A coalition of liberal groups is vowing to challenge the nomination of White House Counsel Alberto Gonzales as U.S. attorney general over his role in policies governing the treatment of detainees in Iraq and in the war on terrorism.
Led by the People for the American Way, which helped organize more than 200 groups to oppose the 2000 nomination of Attorney General John Ashcroft, the coalition is expected to push Senate Judiciary Committee members to question Mr. Gonzales on the development of policies that led to abuses at Abu Ghraib prison in Iraq and the rights and treatment of detainees at Guantanamo Bay, Cuba.
“Alberto Gonzales’ role in the development of policies that ultimately led to the Abu Ghraib prison scandals in Iraq is deeply troubling. Few images have done more to scar our nation’s image at home and abroad than the terrible pictures of prisoners being abused in Iraq,” People For the American Way President Ralph G. Neas said.
“There are many questions that must still be answered regarding the rights and treatment of detainees at Guantanamo Bay and elsewhere. We expect senators to question him closely on these matters,” Mr. Neas said.
Several Judiciary Committee members, both Republicans and Democrats, have announced their support for Mr. Gonzales, and his confirmation is expected.
But coalition members who blocked several of President Bush’s judicial nominations will challenge Mr. Gonzales to gauge how much influence they will have over the confirmation process in the next Congress.
Mr. Bush nominated Mr. Gonzales on Nov. 10 to the post, which would make him the administration’s most prominent Hispanic.
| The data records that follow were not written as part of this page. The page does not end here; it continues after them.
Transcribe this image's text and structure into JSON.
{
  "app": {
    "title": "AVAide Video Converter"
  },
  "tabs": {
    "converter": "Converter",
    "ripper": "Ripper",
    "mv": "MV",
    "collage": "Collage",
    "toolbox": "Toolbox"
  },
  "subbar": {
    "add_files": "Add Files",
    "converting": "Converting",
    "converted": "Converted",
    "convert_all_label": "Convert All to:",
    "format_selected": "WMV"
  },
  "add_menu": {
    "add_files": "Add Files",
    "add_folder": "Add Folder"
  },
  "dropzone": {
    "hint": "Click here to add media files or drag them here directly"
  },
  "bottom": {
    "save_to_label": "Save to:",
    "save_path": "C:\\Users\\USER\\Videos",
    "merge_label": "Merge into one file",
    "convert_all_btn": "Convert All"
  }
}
The president said his “sharp intellect and sound judgment” helped shape the war on terrorism while “protecting the rights of all Americans.”
If confirmed, Mr. Gonzales, 49, would become the first Hispanic to hold the country’s top law-enforcement position.
The American Civil Liberties Union (ACLU), which opposed Mr. Ashcroft’s nomination, said it was taking “no official position” on the Gonzales nomination, but has called for a full and thorough Senate confirmation process that scrutinizes his positions on key civil liberties and human rights issues.
The ACLU said “particular attention” also should be devoted to exploring Mr. Gonzales’ role in enforcing the USA Patriot Act, Guantanamo Bay detentions and the designation of U.S. citizens as enemy combatants.
In a January 2002 legal opinion, the White House counsel’s office said Mr. Bush, as commander in chief, was not restricted by prohibitions on torture of prisoners as defined by U.S. law and under international treaties such as the Geneva Conventions — owing to the president’s “complete authority over the conduct of war.”
“The war against terrorism is a new kind of war, a new paradigm that renders obsolete Geneva’s strict limitations on questioning of enemy prisoners and renders quaint some of its provisions,” the memo said.
The Washington-based Center for American Progress said Mr. Gonzales “contributed to a climate that placed U.S. soldiers at risk and brought the American system of justice into disrepute … by condoning the use of torture, seeking to evade U.S. obligations under the Geneva Conventions and disregarding the constitutional rights of detainees.”
The center, headed by Clinton administration official John Podesta, said the Senate should insist on “a full accounting of his role in these critical decisions.”
The National Lawyers Guild also has accused Mr. Gonzales of being “unfit to serve as the head of the Justice Department” and called on Democrats to filibuster if necessary to block the nomination.
Judiciary Committee Chairman Orrin G. Hatch, Utah Republican, has said he would like to have confirmation hearings for Mr. Gonzales next month, but no date has been set.